Social Security disability benefits are available for individuals who suffer from ailments that deprive them from the opportunity to work and earn gainful wages. Temporary injuries and illnesses that keep individuals out of work for short durations of time generally do not qualify them for disability benefits. However, when a Pennsylvania resident sustains a serious complication to a major musculoskeletal system of their body and the complication is permanent, then they may be able to pursue support from the Social Security Administration.
When a claim for Social Security disability (SSD) benefits has been denied, it can be a serious concern for disabled individuals in Philadelphia who may badly need the benefits provided by Social Security disability insurance. SSD benefits can help disabled individuals with their daily needs, as life may be a struggle while they are facing a disability and an inability to work. It is important for disabled individuals to be aware that if their claim for SSD benefits has been denied, appeals options are available.

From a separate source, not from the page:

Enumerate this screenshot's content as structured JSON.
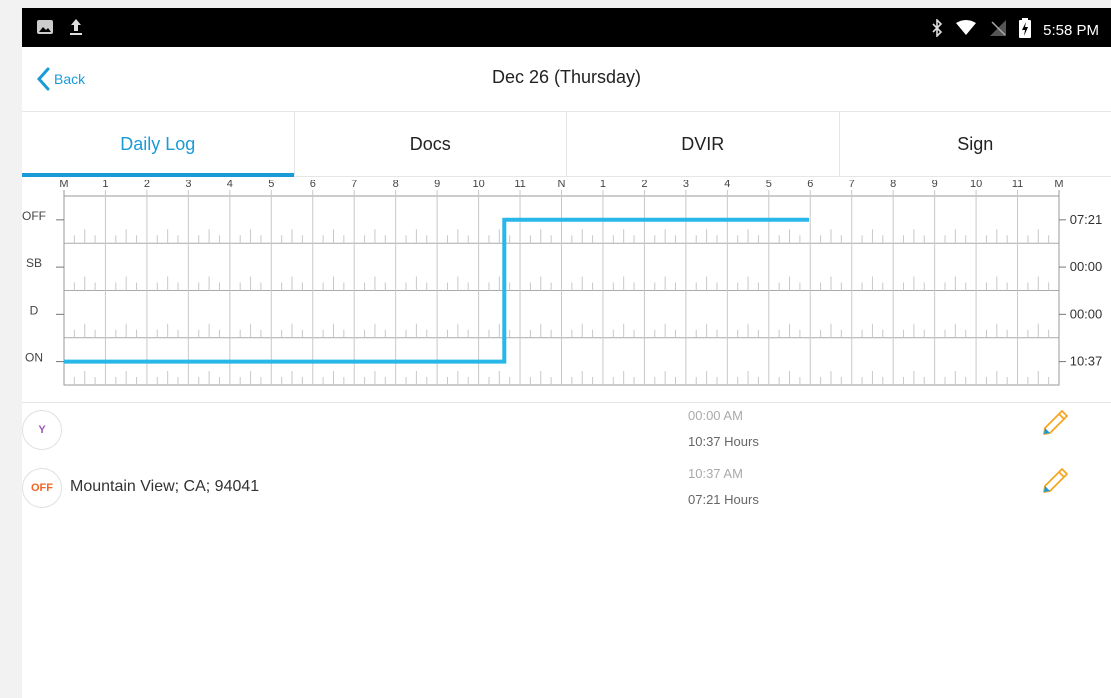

If you have been unable to work due to a long-term illness or injury, you may be wondering whether your medical condition qualifies you for Social Security Disability. These disability benefits can provide you with the financial support you need as you learn to manage your condition, including helping to cover medical expenses and lost wages.
Millions of people all across the country suffer debilitating injuries and illness that keep them from earning a living. An inability to work can be financially devastating for accident victims and their families. Fortunately, Social Security Disability benefits are available to people suffering from a variety of medical conditions and injuries.